LEFT: Main Stairway RIGHT: Mantel
For discussions of the rise of industrialism and the concept of the New South, see C. Vann Woodward, Origins of the New South, 1877-1913 (Baton Rouge: Louisiana State University Press, 1951), hereinafter cited as Woodward, Origins of the New South; Paul M. Gaston, The New South Creed: A Study in Southern Mythmaking (New York: Alfred A. Knopf, 1970); Holland Thompson, The New South: A Chronicle of Social and Industrial Evolution (New Haven: Yale University Press, 1919), hereinafter cited as Thompson, The New South; Broadus Mitchell, The Rise of Cotton Mills in the South (Baltimore: Johns Hopkins Press, 1921).
For an account that challenges the interpretation of Woodward and others about the men who led the industrialization movement in the New South, see Dwight B. Billings, Jr., Planters and the Making of a “New South”: Class, Politics, and Development in North Carolina, 1865- 1900 (Chapel Hill: University of North Carolina Press, 1979), hereinafter cited as Billings, Planters and the Making of a “New South. “
Southern urbanization is surveyed in David R. Goldfield, Cotton Fields and Skyscrapers: Southern City and Region, 1607-1980 (Baton Rouge: Louisiana State University Press, 1982).
Mecklenburg County Record of Marriage Licenses N-S.
Thomas W. Hanchett, “Charlotte’s Textile Heritage: An Introduction” (1984). Charlotte-Mecklenburg Historic Landmarks Commission.
Sherry L. Joines and Dr. Dan L. Morrill, “Historic Rural Resources in Mecklenburg County, North Carolina” (1997). Charlotte-Mecklenburg Historic Landmarks Commission.
“For a description of the textile mills established in Charlotte and Mecklenburg County in the late nineteenth and early twentieth centuries, see Dr. Dan L. Morrill, “A Survey of Cotton Mills In Charlotte In Charlotte And Mecklenburg County For The Charlotte-Mecklenburg Historic Landmarks Commission” (1997). Charlotte- Mecklenburg Historic Landmarks Commission.

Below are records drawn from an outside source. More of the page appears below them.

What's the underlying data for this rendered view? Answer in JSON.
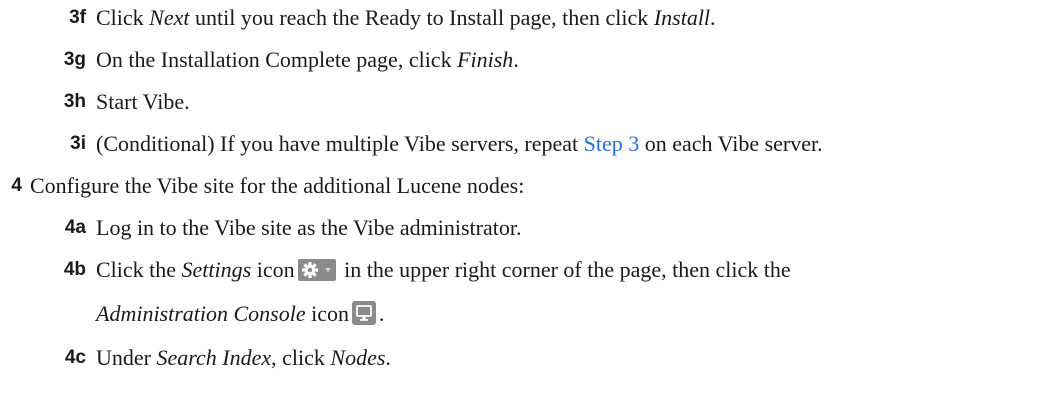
{
  "steps": {
    "3f": {
      "num": "3f",
      "t1": "Click ",
      "i1": "Next",
      "t2": " until you reach the Ready to Install page, then click ",
      "i2": "Install",
      "t3": "."
    },
    "3g": {
      "num": "3g",
      "t1": "On the Installation Complete page, click ",
      "i1": "Finish",
      "t2": "."
    },
    "3h": {
      "num": "3h",
      "t1": "Start Vibe."
    },
    "3i": {
      "num": "3i",
      "t1": "(Conditional) If you have multiple Vibe servers, repeat ",
      "link": "Step 3",
      "t2": " on each Vibe server."
    },
    "4": {
      "num": "4",
      "t1": "Configure the Vibe site for the additional Lucene nodes:"
    },
    "4a": {
      "num": "4a",
      "t1": "Log in to the Vibe site as the Vibe administrator."
    },
    "4b": {
      "num": "4b",
      "t1": "Click the ",
      "i1": "Settings",
      "t2": " icon",
      "t3": " in the upper right corner of the page, then click the",
      "cont_i1": "Administration Console",
      "cont_t1": " icon",
      "cont_t2": "."
    },
    "4c": {
      "num": "4c",
      "t1": "Under ",
      "i1": "Search Index",
      "t2": ", click ",
      "i2": "Nodes",
      "t3": "."
    }
  },
  "icons": {
    "settings": "gear-dropdown-icon",
    "admin_console": "monitor-icon"
  },
  "colors": {
    "link": "#2a6ed0",
    "text": "#1a1a1a"
  }
}
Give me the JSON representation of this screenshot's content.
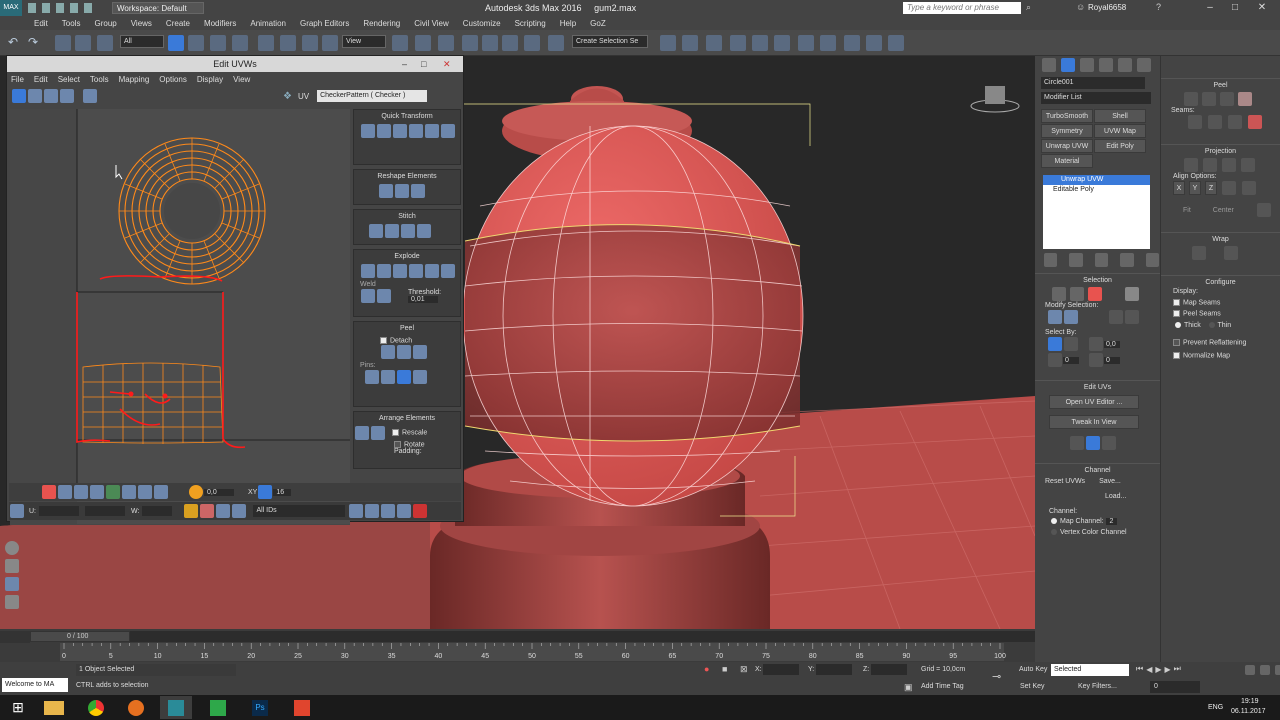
{
  "app": {
    "title": "Autodesk 3ds Max 2016",
    "file": "gum2.max",
    "workspace": "Workspace: Default",
    "search_placeholder": "Type a keyword or phrase",
    "user": "Royal6658"
  },
  "menu": [
    "Edit",
    "Tools",
    "Group",
    "Views",
    "Create",
    "Modifiers",
    "Animation",
    "Graph Editors",
    "Rendering",
    "Civil View",
    "Customize",
    "Scripting",
    "Help",
    "GoZ"
  ],
  "toolbar": {
    "filter": "All",
    "view": "View",
    "selection_set": "Create Selection Se"
  },
  "uvw": {
    "title": "Edit UVWs",
    "menu": [
      "File",
      "Edit",
      "Select",
      "Tools",
      "Mapping",
      "Options",
      "Display",
      "View"
    ],
    "uv_label": "UV",
    "checker": "CheckerPattern  ( Checker )",
    "quick_transform": "Quick Transform",
    "reshape": "Reshape Elements",
    "stitch": "Stitch",
    "explode": "Explode",
    "weld": "Weld",
    "threshold_label": "Threshold:",
    "threshold": "0,01",
    "peel": "Peel",
    "detach": "Detach",
    "pins": "Pins:",
    "arrange": "Arrange Elements",
    "rescale": "Rescale",
    "rotate": "Rotate",
    "padding": "Padding:",
    "spin_val": "0,0",
    "xy": "XY",
    "num16": "16",
    "u_label": "U:",
    "w_label": "W:",
    "all_ids": "All IDs"
  },
  "cmd": {
    "object_name": "Circle001",
    "modifier_list": "Modifier List",
    "buttons": [
      "TurboSmooth",
      "Shell",
      "Symmetry",
      "UVW Map",
      "Unwrap UVW",
      "Edit Poly",
      "Material"
    ],
    "stack": [
      "Unwrap UVW",
      "Editable Poly"
    ],
    "selection": "Selection",
    "modify_selection": "Modify Selection:",
    "select_by": "Select By:",
    "sel_val": "0,0",
    "sel_val2": "0",
    "sel_val3": "0",
    "edit_uvs": "Edit UVs",
    "open_uv_editor": "Open UV Editor ...",
    "tweak_in_view": "Tweak In View",
    "channel": "Channel",
    "reset_uvws": "Reset UVWs",
    "save": "Save...",
    "load": "Load...",
    "channel_label": "Channel:",
    "map_channel": "Map Channel:",
    "map_channel_val": "2",
    "vertex_color_channel": "Vertex Color Channel"
  },
  "cmd2": {
    "peel": "Peel",
    "seams": "Seams:",
    "projection": "Projection",
    "align_options": "Align Options:",
    "x": "X",
    "y": "Y",
    "z": "Z",
    "fit": "Fit",
    "center": "Center",
    "wrap": "Wrap",
    "configure": "Configure",
    "display": "Display:",
    "map_seams": "Map Seams",
    "peel_seams": "Peel Seams",
    "thick": "Thick",
    "thin": "Thin",
    "prevent_reflattening": "Prevent Reflattening",
    "normalize_map": "Normalize Map"
  },
  "timeline": {
    "frame": "0 / 100",
    "ticks": [
      "0",
      "5",
      "10",
      "15",
      "20",
      "25",
      "30",
      "35",
      "40",
      "45",
      "50",
      "55",
      "60",
      "65",
      "70",
      "75",
      "80",
      "85",
      "90",
      "95",
      "100"
    ]
  },
  "status": {
    "maxscript": "Welcome to MA",
    "selected": "1 Object Selected",
    "hint": "CTRL adds to selection",
    "x_label": "X:",
    "y_label": "Y:",
    "z_label": "Z:",
    "grid": "Grid = 10,0cm",
    "add_time_tag": "Add Time Tag",
    "auto_key": "Auto Key",
    "set_key": "Set Key",
    "selected_dd": "Selected",
    "key_filters": "Key Filters...",
    "frame_val": "0"
  },
  "taskbar": {
    "lang": "ENG",
    "time": "19:19",
    "date": "06.11.2017"
  },
  "colors": {
    "accent": "#e8534f",
    "uv_orange": "#ff8a1a",
    "seam_red": "#ff1a1a",
    "selection_blue": "#3a7ad9"
  }
}
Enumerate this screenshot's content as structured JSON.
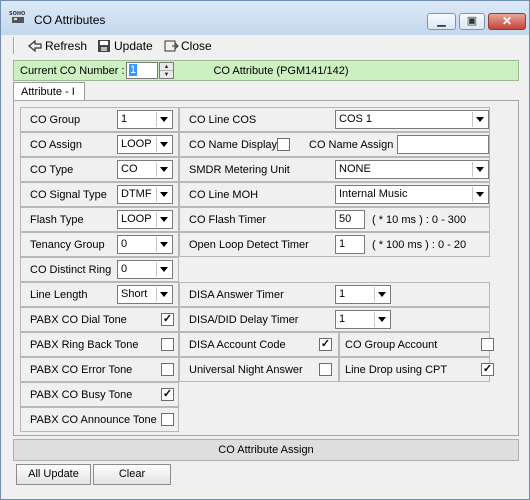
{
  "window": {
    "title": "CO Attributes",
    "logo_text": "SOHO"
  },
  "toolbar": {
    "refresh": "Refresh",
    "update": "Update",
    "close": "Close"
  },
  "info": {
    "current_label": "Current CO Number :",
    "current_value": "1",
    "title": "CO Attribute (PGM141/142)"
  },
  "tabs": [
    {
      "label": "Attribute - I"
    }
  ],
  "left": {
    "co_group": {
      "label": "CO Group",
      "value": "1"
    },
    "co_assign": {
      "label": "CO Assign",
      "value": "LOOP"
    },
    "co_type": {
      "label": "CO Type",
      "value": "CO"
    },
    "co_signal_type": {
      "label": "CO Signal Type",
      "value": "DTMF"
    },
    "flash_type": {
      "label": "Flash Type",
      "value": "LOOP"
    },
    "tenancy_group": {
      "label": "Tenancy Group",
      "value": "0"
    },
    "co_distinct_ring": {
      "label": "CO Distinct Ring",
      "value": "0"
    },
    "line_length": {
      "label": "Line Length",
      "value": "Short"
    },
    "pabx_co_dial_tone": {
      "label": "PABX CO Dial Tone",
      "checked": "✓"
    },
    "pabx_ring_back_tone": {
      "label": "PABX Ring Back Tone",
      "checked": ""
    },
    "pabx_co_error_tone": {
      "label": "PABX CO Error Tone",
      "checked": ""
    },
    "pabx_co_busy_tone": {
      "label": "PABX CO Busy Tone",
      "checked": "✓"
    },
    "pabx_co_announce_tone": {
      "label": "PABX CO Announce Tone",
      "checked": ""
    }
  },
  "right": {
    "co_line_cos": {
      "label": "CO Line COS",
      "value": "COS 1"
    },
    "co_name_display": {
      "label": "CO Name Display",
      "checked": ""
    },
    "co_name_assign": {
      "label": "CO Name Assign",
      "value": ""
    },
    "smdr_metering_unit": {
      "label": "SMDR Metering Unit",
      "value": "NONE"
    },
    "co_line_moh": {
      "label": "CO Line MOH",
      "value": "Internal Music"
    },
    "co_flash_timer": {
      "label": "CO Flash Timer",
      "value": "50",
      "range": "( * 10 ms ) : 0 - 300"
    },
    "open_loop_detect_timer": {
      "label": "Open Loop Detect Timer",
      "value": "1",
      "range": "( * 100 ms ) : 0 - 20"
    },
    "disa_answer_timer": {
      "label": "DISA Answer Timer",
      "value": "1"
    },
    "disa_did_delay_timer": {
      "label": "DISA/DID Delay Timer",
      "value": "1"
    },
    "disa_account_code": {
      "label": "DISA Account Code",
      "checked": "✓"
    },
    "universal_night_answer": {
      "label": "Universal Night Answer",
      "checked": ""
    },
    "co_group_account": {
      "label": "CO Group Account",
      "checked": ""
    },
    "line_drop_using_cpt": {
      "label": "Line Drop using CPT",
      "checked": "✓"
    }
  },
  "bottom": {
    "title": "CO Attribute Assign",
    "all_update": "All Update",
    "clear": "Clear"
  }
}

Edgar T. Thompson, Agricultural Mecklenburg and Industrial Charlotte (Chapel Hill, 1926). According to some sources, I-houses derive their name from the fact that they were prevalent in states like Iowa, Illinois and Indiana.
McAuley also built St. Mark’s Episcopal Church.
Charlotte Observer, August 8, 1930, p. 10.
Index to Deaths, 1910-1926, Mecklenburg County, Book 14, p. 215.
Record of Wills, V 283.
Mecklenburg County Deed Book 1331, page 318. In 1916, he bought a 60 acre tract from G.M Riley, a salesman with Wilson Motor Company, for $2410.
Marriage Bonds of Mecklenburg County, 1924-1934.
Records of Deaths, Mecklenburg County, Reg. 2591.
Mecklenburg County Deed Book 3897, page 958-959; earlier deeds were granted from Herman Osborne to George L. Osborne (see Deed Book 1775, page 195) and to Herman’s nephew William E. Osborne, the son of Thomas P. (see Deed Book 1863, page 357).
Mecklenburg County Deed Book 8405, page 609-611 and 8431, page